▶ Data provided
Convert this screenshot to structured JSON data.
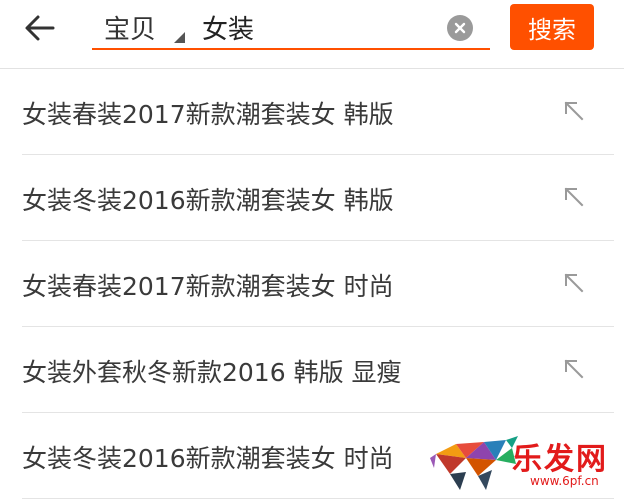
{
  "header": {
    "scope_label": "宝贝",
    "search_value": "女装",
    "search_button_label": "搜索"
  },
  "suggestions": [
    {
      "text": "女装春装2017新款潮套装女 韩版"
    },
    {
      "text": "女装冬装2016新款潮套装女 韩版"
    },
    {
      "text": "女装春装2017新款潮套装女 时尚"
    },
    {
      "text": "女装外套秋冬新款2016 韩版 显瘦"
    },
    {
      "text": "女装冬装2016新款潮套装女 时尚"
    }
  ],
  "watermark": {
    "logo_text": "乐发网",
    "url": "www.6pf.cn"
  },
  "colors": {
    "accent": "#ff5000",
    "watermark": "#e21b1b"
  },
  "icons": {
    "back": "arrow-left-icon",
    "clear": "clear-icon",
    "fill": "arrow-up-left-icon"
  }
}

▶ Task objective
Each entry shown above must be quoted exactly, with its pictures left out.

▶ Final answer
Convert this screenshot to structured JSON data.
{
  "header": {
    "scope_label": "宝贝",
    "search_value": "女装",
    "search_button_label": "搜索"
  },
  "suggestions": [
    {
      "text": "女装春装2017新款潮套装女 韩版"
    },
    {
      "text": "女装冬装2016新款潮套装女 韩版"
    },
    {
      "text": "女装春装2017新款潮套装女 时尚"
    },
    {
      "text": "女装外套秋冬新款2016 韩版 显瘦"
    },
    {
      "text": "女装冬装2016新款潮套装女 时尚"
    }
  ],
  "watermark": {
    "logo_text": "乐发网",
    "url": "www.6pf.cn"
  },
  "colors": {
    "accent": "#ff5000",
    "watermark": "#e21b1b"
  },
  "icons": {
    "back": "arrow-left-icon",
    "clear": "clear-icon",
    "fill": "arrow-up-left-icon"
  }
}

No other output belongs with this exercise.